It was about this time of year…5 years ago.
In some ways it seems like so long ago. In other ways, it seems like yesterday. My heart wants me to share this part of my story because someone out there is feeling the same way now that I was feeling then. So, I will.
I had been in my career for 30 years. But, I knew it was time for me to move on. I wasn’t passionate about it any more. I was totally burned out and stressed out. I had stayed way beyond my expiration date.
For close to a year, I had been mentoring my replacement. I had passed on responsibilities, projects, and even my office.
It was time to set a date, so I did.
I called it my retirement date. (Can’t believe I called it that because I certainly wasn’t old enough to retire!) It was a couple of months out, and I was sure it wouldn’t get there quickly enough. After all, retirement is what we plan for. It’s when we’ll get to do exactly what we want to do all day long. We can travel. We can go to bed late and sleep in. We can…well, fill in the blank.
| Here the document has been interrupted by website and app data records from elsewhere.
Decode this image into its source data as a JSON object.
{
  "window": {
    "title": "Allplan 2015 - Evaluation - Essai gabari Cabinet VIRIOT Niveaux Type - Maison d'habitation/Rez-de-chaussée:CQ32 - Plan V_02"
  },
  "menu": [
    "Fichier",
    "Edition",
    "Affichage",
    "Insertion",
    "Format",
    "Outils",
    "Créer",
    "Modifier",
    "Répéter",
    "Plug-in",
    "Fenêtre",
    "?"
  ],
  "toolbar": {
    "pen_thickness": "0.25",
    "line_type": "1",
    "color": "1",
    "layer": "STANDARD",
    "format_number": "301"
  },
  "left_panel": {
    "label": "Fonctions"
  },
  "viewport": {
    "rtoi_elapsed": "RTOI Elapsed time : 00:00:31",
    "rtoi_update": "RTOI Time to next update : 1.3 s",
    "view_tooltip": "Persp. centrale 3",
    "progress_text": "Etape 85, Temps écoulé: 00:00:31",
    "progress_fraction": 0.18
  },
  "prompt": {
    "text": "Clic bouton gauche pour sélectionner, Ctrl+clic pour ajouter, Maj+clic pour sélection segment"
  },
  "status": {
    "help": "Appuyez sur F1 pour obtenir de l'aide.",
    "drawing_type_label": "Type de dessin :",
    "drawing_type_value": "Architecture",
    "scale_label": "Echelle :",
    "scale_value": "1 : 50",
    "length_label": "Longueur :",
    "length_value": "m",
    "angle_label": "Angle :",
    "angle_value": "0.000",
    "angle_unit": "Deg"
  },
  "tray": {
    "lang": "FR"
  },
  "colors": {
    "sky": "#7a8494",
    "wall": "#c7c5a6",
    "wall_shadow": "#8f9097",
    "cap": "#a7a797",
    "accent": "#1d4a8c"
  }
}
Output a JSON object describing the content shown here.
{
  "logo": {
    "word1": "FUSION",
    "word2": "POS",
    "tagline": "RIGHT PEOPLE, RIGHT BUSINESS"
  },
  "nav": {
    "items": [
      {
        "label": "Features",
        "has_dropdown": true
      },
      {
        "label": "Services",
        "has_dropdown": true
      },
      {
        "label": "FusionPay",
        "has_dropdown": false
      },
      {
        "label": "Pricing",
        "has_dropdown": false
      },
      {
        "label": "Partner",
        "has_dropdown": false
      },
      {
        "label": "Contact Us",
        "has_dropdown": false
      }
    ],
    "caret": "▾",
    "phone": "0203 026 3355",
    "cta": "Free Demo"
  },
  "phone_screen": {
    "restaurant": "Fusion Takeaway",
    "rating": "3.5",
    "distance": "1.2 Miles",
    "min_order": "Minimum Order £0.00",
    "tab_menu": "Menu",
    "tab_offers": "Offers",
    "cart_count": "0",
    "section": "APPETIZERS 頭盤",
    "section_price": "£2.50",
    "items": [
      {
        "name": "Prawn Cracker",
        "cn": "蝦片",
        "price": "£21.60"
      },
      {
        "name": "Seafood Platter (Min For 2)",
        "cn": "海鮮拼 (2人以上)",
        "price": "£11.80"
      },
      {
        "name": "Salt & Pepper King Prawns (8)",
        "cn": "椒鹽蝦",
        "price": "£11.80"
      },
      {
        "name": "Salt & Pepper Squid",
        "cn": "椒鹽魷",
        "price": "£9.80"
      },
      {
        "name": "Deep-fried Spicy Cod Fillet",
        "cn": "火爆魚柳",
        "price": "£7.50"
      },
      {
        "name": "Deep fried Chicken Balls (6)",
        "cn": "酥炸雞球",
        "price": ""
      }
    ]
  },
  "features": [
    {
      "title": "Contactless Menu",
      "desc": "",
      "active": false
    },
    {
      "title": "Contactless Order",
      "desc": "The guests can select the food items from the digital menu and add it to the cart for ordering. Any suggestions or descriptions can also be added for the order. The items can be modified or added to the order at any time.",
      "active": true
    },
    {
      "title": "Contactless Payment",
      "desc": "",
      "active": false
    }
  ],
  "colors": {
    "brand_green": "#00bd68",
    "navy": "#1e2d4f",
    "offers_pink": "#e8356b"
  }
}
Boy was I wrong.
The closer I got to the date, the more anxious I became. I met with financial advisers (something we had done annually over the years) and all that seemed to be in order, so what was up? A friend’s voice kept whispering in my ear, “Time to buck up.” She was famous for telling everyone, including my Bouvier Zbeau, to just buck up when things weren’t going your way or when you were worrying about something. Sometimes that was easier said than done; and this was one of those times.
But, I did it. I took that step out the career door into the unknown. And then it hit. I didn’t know who I was any more. I had allowed my identity to be defined by my career and that had changed.
So, who was I now?
That was a million dollar question, and it took me a while to figure it out. I’m so glad I did.
Reflecting on where I was 5 years ago got me thinking. As I look around, I see friends who are recently retired (or nearing the date), people who have lost jobs (for whatever reason…and there have been plenty of them) or who are totally burned out and stressed out in their current career. People feel stuck, without a plan and sometimes without hope.
What I found is the plan is the most important thing. And, it has to be a plan that includes the obvious—how you’ll manage from a financial perspective. It also has to include the not so obvious—how you’ll manage the mental and emotional perspectives of your transition to a new chapter.
I had plenty of time to plan for all 3, but I didn’t. If you’ve followed me over the past couple of years, you’ve undoubtedly figured out that I want to give you tools you can use to plan and navigate the changes and transitions of life. My desire is that you have what you need to do so with grace and confidence…and knowing in your heart who you really are.
I put together some free resources to get you thinking about what your career escape plan might look like. You can find them here. Who knows? Maybe you’ll be the next Houdini or great escape artist. And, if you want to go deeper, let me know. We can arrange a free Discovery Call to get started.